• [Exercise prompt]
Using the data below, work out how many lines contain "name", and report only that number.

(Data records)
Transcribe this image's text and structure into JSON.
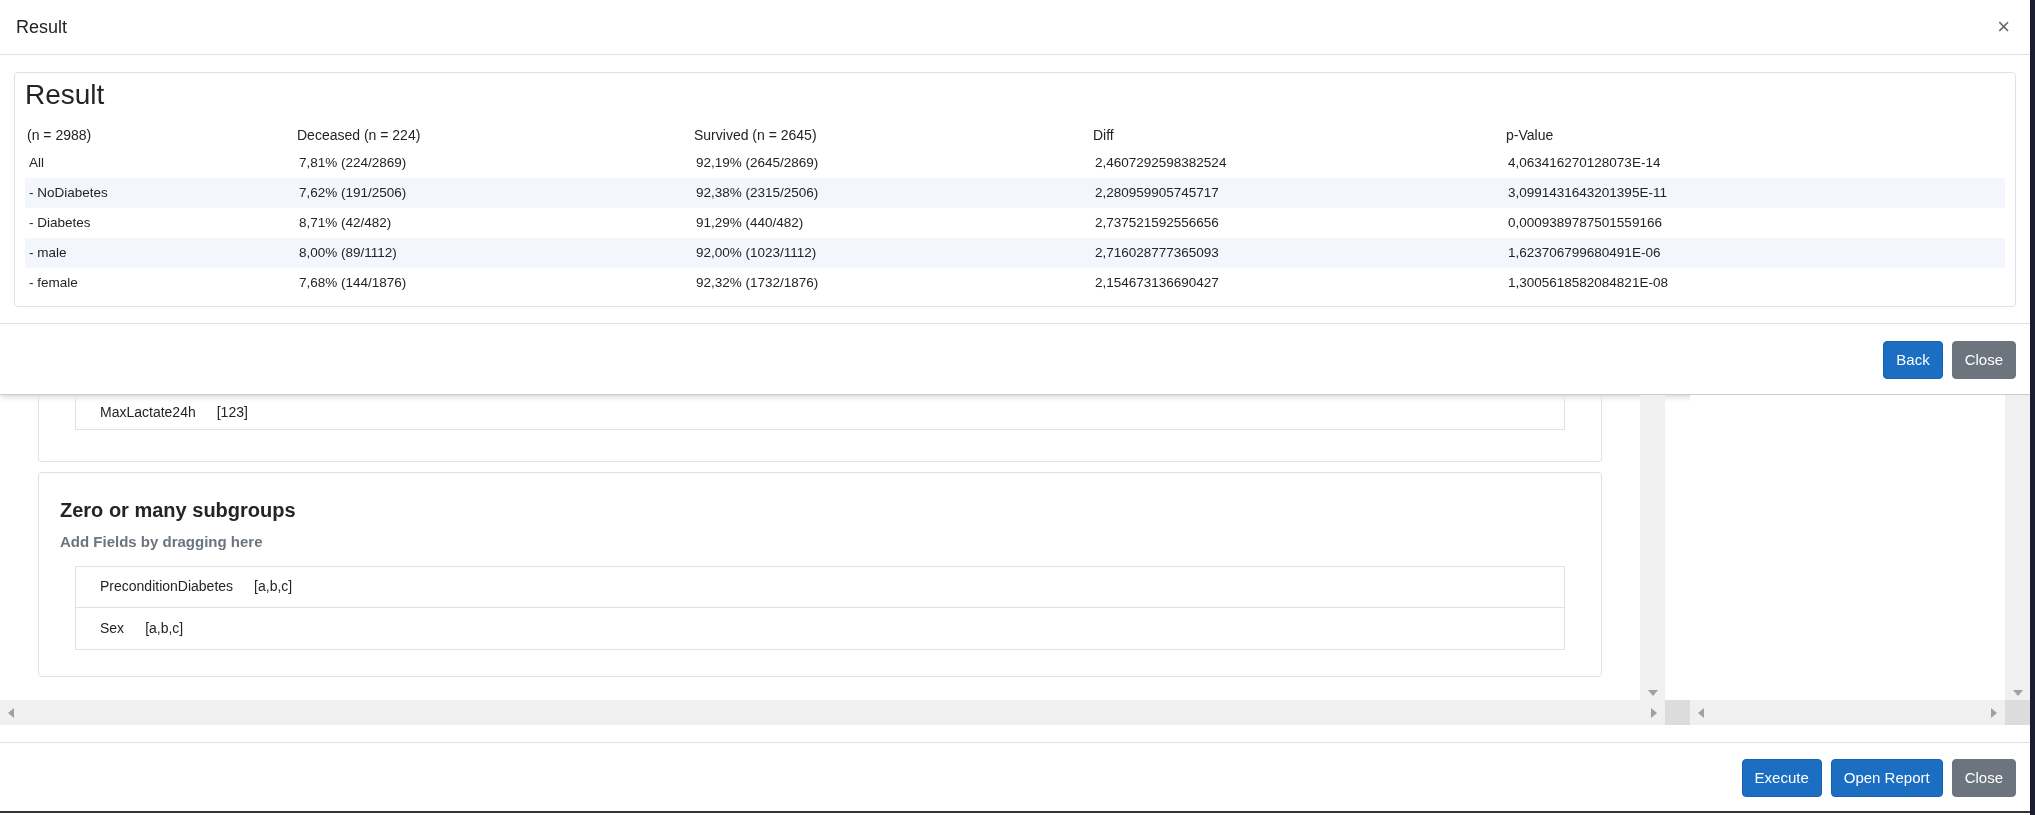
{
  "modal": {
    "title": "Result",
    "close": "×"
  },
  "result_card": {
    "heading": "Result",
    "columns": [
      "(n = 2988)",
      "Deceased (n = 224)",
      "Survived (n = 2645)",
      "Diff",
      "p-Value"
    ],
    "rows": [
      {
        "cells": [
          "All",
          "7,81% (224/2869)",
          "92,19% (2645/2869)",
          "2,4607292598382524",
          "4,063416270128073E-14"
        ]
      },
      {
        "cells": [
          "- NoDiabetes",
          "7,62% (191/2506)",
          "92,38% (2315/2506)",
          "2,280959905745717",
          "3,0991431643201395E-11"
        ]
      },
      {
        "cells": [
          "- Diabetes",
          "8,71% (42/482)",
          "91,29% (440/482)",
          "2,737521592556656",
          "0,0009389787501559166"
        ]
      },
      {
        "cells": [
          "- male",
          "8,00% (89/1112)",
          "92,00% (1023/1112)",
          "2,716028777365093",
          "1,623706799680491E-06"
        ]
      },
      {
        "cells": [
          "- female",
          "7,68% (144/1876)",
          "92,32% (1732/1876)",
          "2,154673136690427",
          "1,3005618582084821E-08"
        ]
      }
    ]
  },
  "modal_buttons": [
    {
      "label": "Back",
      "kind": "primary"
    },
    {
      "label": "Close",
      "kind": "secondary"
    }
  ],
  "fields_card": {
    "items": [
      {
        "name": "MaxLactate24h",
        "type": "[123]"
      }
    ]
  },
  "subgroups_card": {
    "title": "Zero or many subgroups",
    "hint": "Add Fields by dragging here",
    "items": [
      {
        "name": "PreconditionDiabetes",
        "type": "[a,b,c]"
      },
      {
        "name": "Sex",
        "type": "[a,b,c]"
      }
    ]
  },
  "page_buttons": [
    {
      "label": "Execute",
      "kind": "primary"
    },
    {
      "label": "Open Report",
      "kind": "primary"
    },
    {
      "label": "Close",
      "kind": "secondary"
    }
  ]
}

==

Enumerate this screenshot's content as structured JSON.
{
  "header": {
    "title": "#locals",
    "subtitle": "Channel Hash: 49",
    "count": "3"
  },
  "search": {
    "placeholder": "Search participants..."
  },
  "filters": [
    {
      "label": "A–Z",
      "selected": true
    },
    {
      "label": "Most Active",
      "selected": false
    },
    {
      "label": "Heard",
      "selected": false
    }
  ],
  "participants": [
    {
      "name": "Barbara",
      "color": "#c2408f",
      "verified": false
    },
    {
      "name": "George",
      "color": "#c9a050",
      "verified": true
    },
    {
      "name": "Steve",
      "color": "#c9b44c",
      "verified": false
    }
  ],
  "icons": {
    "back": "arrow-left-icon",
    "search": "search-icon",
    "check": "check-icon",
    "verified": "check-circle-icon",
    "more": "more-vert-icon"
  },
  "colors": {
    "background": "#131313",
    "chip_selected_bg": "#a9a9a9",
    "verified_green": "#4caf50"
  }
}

• [Solution to this task]
6